Extract every entry word for word.

━━ Source material

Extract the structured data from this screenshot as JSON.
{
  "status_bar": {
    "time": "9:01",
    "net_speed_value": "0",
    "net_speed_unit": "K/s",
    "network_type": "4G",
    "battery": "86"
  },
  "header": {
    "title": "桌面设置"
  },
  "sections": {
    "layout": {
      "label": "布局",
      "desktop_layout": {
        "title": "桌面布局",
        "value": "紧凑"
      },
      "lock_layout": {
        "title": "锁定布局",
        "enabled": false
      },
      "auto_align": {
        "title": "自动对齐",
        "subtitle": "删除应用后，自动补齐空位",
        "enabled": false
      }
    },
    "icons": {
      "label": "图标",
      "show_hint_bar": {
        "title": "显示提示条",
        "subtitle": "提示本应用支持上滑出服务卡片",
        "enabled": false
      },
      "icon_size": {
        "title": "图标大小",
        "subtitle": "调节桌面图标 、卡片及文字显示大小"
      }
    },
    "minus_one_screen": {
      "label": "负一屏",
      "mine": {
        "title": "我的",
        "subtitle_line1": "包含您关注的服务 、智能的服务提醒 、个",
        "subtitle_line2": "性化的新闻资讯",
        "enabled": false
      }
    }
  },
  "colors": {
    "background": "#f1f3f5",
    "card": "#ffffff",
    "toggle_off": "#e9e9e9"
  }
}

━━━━

■ Output below ■
Extract the structured data from this screenshot as JSON.
{
  "status_bar": {
    "time": "9:01",
    "net_speed_value": "0",
    "net_speed_unit": "K/s",
    "network_type": "4G",
    "battery": "86"
  },
  "header": {
    "title": "桌面设置"
  },
  "sections": {
    "layout": {
      "label": "布局",
      "desktop_layout": {
        "title": "桌面布局",
        "value": "紧凑"
      },
      "lock_layout": {
        "title": "锁定布局",
        "enabled": false
      },
      "auto_align": {
        "title": "自动对齐",
        "subtitle": "删除应用后，自动补齐空位",
        "enabled": false
      }
    },
    "icons": {
      "label": "图标",
      "show_hint_bar": {
        "title": "显示提示条",
        "subtitle": "提示本应用支持上滑出服务卡片",
        "enabled": false
      },
      "icon_size": {
        "title": "图标大小",
        "subtitle": "调节桌面图标 、卡片及文字显示大小"
      }
    },
    "minus_one_screen": {
      "label": "负一屏",
      "mine": {
        "title": "我的",
        "subtitle_line1": "包含您关注的服务 、智能的服务提醒 、个",
        "subtitle_line2": "性化的新闻资讯",
        "enabled": false
      }
    }
  },
  "colors": {
    "background": "#f1f3f5",
    "card": "#ffffff",
    "toggle_off": "#e9e9e9"
  }
}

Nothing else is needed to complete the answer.